(DATASET CONTENT Opens)
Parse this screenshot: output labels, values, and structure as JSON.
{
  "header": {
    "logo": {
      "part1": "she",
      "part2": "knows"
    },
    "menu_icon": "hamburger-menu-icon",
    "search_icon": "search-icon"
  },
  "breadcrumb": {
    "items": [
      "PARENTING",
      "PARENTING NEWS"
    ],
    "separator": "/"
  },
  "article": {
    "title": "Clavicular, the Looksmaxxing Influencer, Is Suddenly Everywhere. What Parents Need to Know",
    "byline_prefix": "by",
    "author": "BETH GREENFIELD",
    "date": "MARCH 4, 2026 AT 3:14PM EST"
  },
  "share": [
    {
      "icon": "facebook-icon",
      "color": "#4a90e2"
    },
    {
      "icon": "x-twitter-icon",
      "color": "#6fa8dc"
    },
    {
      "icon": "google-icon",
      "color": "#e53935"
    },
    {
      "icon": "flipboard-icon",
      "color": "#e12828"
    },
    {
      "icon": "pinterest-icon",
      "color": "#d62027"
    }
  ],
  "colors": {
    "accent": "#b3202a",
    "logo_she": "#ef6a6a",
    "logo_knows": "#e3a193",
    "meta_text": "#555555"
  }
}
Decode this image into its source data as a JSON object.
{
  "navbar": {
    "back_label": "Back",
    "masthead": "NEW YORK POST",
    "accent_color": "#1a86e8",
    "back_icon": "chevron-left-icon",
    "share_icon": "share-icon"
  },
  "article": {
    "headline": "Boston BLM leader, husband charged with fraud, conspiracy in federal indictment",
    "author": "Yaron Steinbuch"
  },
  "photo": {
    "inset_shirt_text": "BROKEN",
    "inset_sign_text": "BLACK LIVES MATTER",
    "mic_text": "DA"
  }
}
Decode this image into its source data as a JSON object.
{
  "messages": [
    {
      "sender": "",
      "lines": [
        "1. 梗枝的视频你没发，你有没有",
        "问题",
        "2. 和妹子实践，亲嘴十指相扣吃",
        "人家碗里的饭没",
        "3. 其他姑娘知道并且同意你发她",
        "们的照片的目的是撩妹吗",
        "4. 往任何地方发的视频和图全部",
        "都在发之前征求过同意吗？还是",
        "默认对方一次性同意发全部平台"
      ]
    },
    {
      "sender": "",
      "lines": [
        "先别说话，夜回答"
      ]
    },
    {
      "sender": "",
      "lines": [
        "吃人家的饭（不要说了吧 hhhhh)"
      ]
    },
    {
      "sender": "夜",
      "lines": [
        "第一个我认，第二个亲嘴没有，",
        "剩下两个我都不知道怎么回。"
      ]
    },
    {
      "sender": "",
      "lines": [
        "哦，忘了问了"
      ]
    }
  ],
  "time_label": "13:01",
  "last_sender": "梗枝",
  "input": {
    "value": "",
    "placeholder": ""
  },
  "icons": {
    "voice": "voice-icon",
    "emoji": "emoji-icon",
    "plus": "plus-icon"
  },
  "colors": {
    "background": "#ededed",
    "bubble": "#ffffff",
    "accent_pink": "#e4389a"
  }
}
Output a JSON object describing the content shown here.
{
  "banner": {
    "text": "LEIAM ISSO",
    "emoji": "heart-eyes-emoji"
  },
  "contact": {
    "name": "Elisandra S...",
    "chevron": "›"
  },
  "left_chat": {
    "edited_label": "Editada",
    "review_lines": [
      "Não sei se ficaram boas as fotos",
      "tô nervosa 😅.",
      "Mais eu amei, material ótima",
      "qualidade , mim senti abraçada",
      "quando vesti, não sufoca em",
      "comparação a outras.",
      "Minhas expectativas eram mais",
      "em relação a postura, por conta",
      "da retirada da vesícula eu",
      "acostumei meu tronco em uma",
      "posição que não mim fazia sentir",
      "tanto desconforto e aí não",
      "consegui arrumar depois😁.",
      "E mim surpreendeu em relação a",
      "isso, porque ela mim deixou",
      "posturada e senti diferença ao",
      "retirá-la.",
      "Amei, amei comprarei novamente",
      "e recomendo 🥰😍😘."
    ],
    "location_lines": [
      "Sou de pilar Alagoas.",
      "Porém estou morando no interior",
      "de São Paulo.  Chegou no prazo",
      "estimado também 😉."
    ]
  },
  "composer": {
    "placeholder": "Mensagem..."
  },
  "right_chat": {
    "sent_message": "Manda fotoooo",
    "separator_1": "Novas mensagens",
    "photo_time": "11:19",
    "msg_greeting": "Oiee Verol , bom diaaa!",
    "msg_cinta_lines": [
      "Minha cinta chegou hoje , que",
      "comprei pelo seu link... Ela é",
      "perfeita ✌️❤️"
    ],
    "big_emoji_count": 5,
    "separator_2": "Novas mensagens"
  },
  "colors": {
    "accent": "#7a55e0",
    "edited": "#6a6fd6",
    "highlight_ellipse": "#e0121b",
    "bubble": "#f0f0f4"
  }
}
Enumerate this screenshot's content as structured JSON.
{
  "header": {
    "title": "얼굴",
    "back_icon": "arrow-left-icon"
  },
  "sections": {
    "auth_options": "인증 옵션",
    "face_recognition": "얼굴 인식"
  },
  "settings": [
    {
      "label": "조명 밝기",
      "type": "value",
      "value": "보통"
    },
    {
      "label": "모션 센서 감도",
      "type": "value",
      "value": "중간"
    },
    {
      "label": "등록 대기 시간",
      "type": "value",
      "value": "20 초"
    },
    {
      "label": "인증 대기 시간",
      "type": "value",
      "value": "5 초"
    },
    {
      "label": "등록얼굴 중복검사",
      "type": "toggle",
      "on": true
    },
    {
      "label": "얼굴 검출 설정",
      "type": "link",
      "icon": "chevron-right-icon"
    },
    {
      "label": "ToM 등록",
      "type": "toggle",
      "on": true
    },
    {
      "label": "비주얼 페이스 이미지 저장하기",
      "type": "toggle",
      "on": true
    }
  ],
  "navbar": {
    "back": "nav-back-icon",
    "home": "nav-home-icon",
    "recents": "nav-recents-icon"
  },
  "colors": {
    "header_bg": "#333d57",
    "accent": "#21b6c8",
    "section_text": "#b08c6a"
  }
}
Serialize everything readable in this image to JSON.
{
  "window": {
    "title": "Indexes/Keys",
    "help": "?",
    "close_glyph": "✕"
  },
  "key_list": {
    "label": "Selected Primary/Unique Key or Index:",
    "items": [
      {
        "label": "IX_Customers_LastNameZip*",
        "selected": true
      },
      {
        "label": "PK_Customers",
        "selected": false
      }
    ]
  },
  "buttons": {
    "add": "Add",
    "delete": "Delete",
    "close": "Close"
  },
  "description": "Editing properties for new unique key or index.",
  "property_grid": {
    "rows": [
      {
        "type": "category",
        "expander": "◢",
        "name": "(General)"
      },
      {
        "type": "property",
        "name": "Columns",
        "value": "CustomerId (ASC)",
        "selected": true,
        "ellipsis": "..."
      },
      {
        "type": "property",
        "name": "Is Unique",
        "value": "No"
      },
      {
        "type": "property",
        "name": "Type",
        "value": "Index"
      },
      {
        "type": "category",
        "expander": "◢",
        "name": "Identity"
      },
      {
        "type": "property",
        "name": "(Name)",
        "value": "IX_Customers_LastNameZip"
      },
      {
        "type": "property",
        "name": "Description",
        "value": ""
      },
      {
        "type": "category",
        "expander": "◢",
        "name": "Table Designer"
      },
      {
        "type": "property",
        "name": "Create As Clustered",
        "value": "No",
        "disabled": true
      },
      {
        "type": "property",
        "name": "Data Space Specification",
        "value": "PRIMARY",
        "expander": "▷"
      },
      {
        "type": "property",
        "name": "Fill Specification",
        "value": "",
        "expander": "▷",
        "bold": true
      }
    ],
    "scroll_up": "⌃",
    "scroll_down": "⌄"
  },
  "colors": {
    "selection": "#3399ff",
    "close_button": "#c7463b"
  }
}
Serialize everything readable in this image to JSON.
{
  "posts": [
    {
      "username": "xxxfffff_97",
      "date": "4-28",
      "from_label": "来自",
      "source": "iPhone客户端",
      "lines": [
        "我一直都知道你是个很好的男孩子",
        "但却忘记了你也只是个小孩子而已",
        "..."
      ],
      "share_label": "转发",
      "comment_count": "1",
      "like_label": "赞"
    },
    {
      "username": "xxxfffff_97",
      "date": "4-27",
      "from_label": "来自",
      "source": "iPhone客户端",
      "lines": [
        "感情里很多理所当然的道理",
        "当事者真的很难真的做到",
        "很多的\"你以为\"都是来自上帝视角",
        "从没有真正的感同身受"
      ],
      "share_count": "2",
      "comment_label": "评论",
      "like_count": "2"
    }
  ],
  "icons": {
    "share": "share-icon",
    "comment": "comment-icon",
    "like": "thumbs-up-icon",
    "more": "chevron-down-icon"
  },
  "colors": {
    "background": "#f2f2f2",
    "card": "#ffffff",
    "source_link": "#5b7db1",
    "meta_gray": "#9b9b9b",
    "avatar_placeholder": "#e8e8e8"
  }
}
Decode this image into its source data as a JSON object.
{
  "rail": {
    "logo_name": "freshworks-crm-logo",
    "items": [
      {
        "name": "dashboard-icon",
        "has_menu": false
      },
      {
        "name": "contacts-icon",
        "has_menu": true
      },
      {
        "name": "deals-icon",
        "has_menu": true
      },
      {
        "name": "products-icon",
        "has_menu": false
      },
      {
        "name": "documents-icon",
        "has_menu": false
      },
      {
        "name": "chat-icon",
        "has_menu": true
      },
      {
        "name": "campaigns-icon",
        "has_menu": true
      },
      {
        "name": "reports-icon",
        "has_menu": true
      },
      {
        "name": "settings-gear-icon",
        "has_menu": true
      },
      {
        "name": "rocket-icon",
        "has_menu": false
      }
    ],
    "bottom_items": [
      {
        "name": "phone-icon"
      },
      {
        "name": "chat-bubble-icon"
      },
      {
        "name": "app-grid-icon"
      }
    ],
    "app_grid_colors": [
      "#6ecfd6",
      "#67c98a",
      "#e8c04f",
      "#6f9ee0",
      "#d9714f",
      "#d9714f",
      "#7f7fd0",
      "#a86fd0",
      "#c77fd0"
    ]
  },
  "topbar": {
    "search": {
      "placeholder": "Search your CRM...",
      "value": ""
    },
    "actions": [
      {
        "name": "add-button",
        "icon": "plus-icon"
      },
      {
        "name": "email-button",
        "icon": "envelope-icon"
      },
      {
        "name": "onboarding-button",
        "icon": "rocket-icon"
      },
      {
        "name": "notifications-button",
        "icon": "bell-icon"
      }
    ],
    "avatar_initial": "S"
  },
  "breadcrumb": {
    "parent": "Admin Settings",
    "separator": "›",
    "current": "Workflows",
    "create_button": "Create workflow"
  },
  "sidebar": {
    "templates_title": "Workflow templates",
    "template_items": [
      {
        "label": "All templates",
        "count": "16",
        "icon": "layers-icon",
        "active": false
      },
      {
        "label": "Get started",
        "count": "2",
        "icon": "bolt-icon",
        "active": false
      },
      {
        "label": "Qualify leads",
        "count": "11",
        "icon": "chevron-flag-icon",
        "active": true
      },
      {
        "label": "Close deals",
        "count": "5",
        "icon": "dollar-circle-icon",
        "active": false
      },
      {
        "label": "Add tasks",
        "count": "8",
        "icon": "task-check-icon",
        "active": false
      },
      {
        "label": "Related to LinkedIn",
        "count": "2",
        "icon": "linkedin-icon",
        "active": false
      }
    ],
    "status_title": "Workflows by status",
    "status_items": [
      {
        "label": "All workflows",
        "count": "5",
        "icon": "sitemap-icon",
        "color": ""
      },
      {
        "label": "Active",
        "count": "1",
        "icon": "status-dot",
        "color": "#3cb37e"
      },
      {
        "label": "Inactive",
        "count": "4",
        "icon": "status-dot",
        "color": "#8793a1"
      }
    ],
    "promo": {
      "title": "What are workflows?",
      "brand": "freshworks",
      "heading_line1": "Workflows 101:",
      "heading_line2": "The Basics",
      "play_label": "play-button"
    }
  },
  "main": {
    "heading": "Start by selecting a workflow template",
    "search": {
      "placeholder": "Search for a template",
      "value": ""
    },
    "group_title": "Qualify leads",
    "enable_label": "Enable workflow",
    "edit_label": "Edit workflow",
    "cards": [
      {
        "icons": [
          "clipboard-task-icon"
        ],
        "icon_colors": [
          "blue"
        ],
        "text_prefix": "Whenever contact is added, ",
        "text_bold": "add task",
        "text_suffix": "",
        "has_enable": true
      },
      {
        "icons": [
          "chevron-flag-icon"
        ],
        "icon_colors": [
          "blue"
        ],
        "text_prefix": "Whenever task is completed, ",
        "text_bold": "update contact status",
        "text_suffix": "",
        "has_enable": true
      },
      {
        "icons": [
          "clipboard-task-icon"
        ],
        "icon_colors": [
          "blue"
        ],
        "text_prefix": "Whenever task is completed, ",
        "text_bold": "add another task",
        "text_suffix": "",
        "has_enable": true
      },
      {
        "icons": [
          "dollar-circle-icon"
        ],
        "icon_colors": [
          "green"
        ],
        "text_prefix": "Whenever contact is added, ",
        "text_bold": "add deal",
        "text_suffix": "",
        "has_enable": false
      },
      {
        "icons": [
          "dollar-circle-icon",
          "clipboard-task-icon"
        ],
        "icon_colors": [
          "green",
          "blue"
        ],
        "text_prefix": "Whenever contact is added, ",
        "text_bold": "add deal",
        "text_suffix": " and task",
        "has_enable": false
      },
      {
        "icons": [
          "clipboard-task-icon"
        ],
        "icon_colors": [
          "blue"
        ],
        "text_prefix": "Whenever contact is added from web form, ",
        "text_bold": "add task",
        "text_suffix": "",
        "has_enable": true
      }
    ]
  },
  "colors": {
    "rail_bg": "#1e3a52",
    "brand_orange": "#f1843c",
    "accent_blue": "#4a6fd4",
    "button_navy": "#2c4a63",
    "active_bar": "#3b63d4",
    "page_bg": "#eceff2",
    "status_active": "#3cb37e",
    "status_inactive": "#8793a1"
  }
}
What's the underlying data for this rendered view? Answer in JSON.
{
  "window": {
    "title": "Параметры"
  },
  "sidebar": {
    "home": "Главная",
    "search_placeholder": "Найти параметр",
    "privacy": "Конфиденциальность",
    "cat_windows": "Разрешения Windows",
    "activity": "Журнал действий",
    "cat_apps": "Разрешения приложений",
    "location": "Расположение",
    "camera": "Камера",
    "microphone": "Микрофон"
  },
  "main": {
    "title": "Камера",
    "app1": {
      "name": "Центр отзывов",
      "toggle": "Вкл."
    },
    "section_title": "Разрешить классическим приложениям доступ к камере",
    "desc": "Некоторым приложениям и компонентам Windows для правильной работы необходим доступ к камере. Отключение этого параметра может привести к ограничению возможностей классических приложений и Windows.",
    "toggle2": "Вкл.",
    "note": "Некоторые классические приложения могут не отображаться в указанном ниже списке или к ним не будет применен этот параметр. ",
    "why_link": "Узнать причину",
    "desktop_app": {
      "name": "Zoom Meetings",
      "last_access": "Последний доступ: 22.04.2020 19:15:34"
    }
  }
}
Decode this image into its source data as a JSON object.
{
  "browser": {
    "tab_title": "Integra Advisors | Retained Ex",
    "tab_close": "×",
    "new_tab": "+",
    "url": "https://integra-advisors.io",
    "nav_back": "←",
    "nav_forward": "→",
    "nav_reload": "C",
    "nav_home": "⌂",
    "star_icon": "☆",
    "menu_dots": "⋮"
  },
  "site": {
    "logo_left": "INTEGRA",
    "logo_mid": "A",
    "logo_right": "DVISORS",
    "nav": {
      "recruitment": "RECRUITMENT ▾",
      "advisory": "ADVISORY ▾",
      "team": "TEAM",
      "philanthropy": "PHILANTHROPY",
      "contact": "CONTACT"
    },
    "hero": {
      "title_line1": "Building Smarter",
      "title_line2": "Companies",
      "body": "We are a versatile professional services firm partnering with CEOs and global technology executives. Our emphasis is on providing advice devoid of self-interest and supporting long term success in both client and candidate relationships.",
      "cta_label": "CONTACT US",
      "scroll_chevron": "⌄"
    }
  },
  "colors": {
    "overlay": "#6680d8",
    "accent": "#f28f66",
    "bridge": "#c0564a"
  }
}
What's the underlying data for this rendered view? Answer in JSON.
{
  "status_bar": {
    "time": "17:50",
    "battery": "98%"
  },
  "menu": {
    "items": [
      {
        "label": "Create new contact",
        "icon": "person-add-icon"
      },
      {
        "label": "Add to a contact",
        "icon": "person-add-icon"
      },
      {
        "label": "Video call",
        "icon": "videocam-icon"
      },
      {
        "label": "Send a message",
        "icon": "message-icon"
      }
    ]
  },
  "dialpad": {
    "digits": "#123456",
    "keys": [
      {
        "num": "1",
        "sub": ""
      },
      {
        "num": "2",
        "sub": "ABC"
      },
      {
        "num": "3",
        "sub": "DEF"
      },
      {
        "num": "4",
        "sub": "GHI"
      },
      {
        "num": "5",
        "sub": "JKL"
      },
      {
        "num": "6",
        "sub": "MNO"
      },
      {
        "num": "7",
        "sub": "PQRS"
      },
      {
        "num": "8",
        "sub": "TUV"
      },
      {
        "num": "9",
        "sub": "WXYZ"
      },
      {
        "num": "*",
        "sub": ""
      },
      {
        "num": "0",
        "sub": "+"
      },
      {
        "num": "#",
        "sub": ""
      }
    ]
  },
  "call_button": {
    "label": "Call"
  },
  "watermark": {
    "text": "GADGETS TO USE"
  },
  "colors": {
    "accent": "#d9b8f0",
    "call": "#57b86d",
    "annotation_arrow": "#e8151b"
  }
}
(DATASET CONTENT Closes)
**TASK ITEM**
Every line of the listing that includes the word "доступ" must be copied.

**YOUR SOLUTION**
    "section_title": "Разрешить классическим приложениям доступ к камере",
    "desc": "Некоторым приложениям и компонентам Windows для правильной работы необходим доступ к камере. Отключение этого параметра может привести к ограничению возможностей классических приложений и Windows.",
      "last_access": "Последний доступ: 22.04.2020 19:15:34"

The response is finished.